The health ministry forcibly shut down 74 websites from April to September that sold bogus pharmaceutical products, it has been learned.
As some counterfeit drugs can have life-threatening effects, the Health, Labor and Welfare Ministry intends to strengthen its oversight of such sites.
The ministry started monitoring relevant sites in April to prevent online sales of fake pharmaceutical items, outsourcing the task to a US company.
Under the current surveillance system, site operators are asked to take down the sites if they handle apparently counterfeit pharmaceutical products, including items with inadequate volumes of ingredients, as well as unapproved drugs.

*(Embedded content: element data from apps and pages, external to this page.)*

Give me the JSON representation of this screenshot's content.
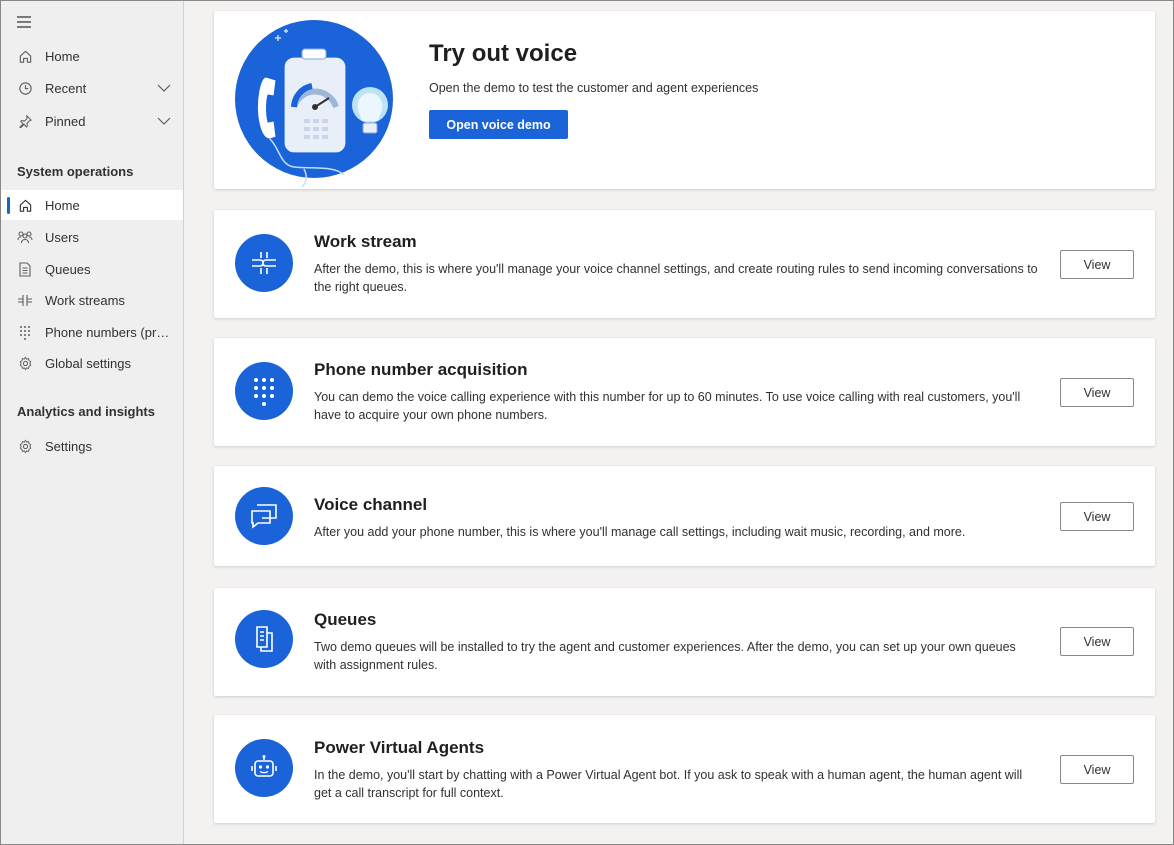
{
  "sidebar": {
    "menu_icon": "hamburger-icon",
    "top_items": [
      {
        "label": "Home",
        "icon": "home-icon"
      },
      {
        "label": "Recent",
        "icon": "clock-icon"
      },
      {
        "label": "Pinned",
        "icon": "pin-icon"
      }
    ],
    "section1_title": "System operations",
    "section1_items": [
      {
        "label": "Home",
        "icon": "home-icon",
        "active": true
      },
      {
        "label": "Users",
        "icon": "users-icon"
      },
      {
        "label": "Queues",
        "icon": "queues-icon"
      },
      {
        "label": "Work streams",
        "icon": "workstream-icon"
      },
      {
        "label": "Phone numbers (preview)",
        "icon": "dialpad-icon"
      },
      {
        "label": "Global settings",
        "icon": "gear-icon"
      }
    ],
    "section2_title": "Analytics and insights",
    "section2_items": [
      {
        "label": "Settings",
        "icon": "gear-icon"
      }
    ]
  },
  "hero": {
    "title": "Try out voice",
    "subtitle": "Open the demo to test the customer and agent experiences",
    "button_label": "Open voice demo"
  },
  "cards": [
    {
      "title": "Work stream",
      "description": "After the demo, this is where you'll manage your voice channel settings, and create routing rules to send incoming conversations to the right queues.",
      "button_label": "View",
      "icon": "workstream-icon"
    },
    {
      "title": "Phone number acquisition",
      "description": "You can demo the voice calling experience with this number for up to 60 minutes. To use voice calling with real customers, you'll have to acquire your own phone numbers.",
      "button_label": "View",
      "icon": "dialpad-icon"
    },
    {
      "title": "Voice channel",
      "description": "After you add your phone number, this is where you'll manage call settings, including wait music, recording, and more.",
      "button_label": "View",
      "icon": "chat-icon"
    },
    {
      "title": "Queues",
      "description": "Two demo queues will be installed to try the agent and customer experiences. After the demo, you can set up your own queues with assignment rules.",
      "button_label": "View",
      "icon": "queues-icon"
    },
    {
      "title": "Power Virtual Agents",
      "description": "In the demo, you'll start by chatting with a Power Virtual Agent bot. If you ask to speak with a human agent, the human agent will get a call transcript for full context.",
      "button_label": "View",
      "icon": "bot-icon"
    }
  ],
  "colors": {
    "accent": "#1a63d8",
    "active_indicator": "#0f6cbd",
    "sidebar_bg": "#efefef",
    "page_bg": "#f3f2f1"
  }
}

Seventy-four sites that did not comply with the ministry's call were shut down with cooperation from Internet providers. Before April, the ministry had merely called on such operators to close their sites.
Many of the 74 sites had offered drugs for conditions like erectile dysfunction and sleep disorders.
The Pharmaceutical Affairs Law prohibits advertising the effects and brand names of pharmaceutical products that are not authorised by the government. Listing unauthorized drugs for sale on a website is regarded as advertisement under the law.
As bogus drugs have not received government approval, the ministry has deemed that the operation of sites that sell them is a violation of the law.
About 50 per cent of three pharmaceutical products for erectile dysfunction sold online were fake, according to a survey conducted from 2008 to 2009 by Pfizer Japan Inc. and three other firms.
One of the products did not include any active ingredients for the symptoms, while another contained 50 per cent more of such substances than approved drugs. Taking active ingredients beyond the approved limits can result in such side effects as headaches and nausea.
In April 2011, a man in Nara Prefecture was found to have suffered from impaired consciousness after using a bogus drug for erectile dysfunction.
Fake drugs available in Japan are believed to be produced mainly in China and other Asian countries. The number of drug imports suspended by customs surged to 736 in 2013, about 60 per cent more than in the previous year. In the first half of this year alone, the figure reached 610.
Sales of such drugs are said to have become a financial resource for crime syndicates.
The ministry is considering increasing its manpower in the area and asking the commissioned US company to assign more employees to monitor drug-selling sites.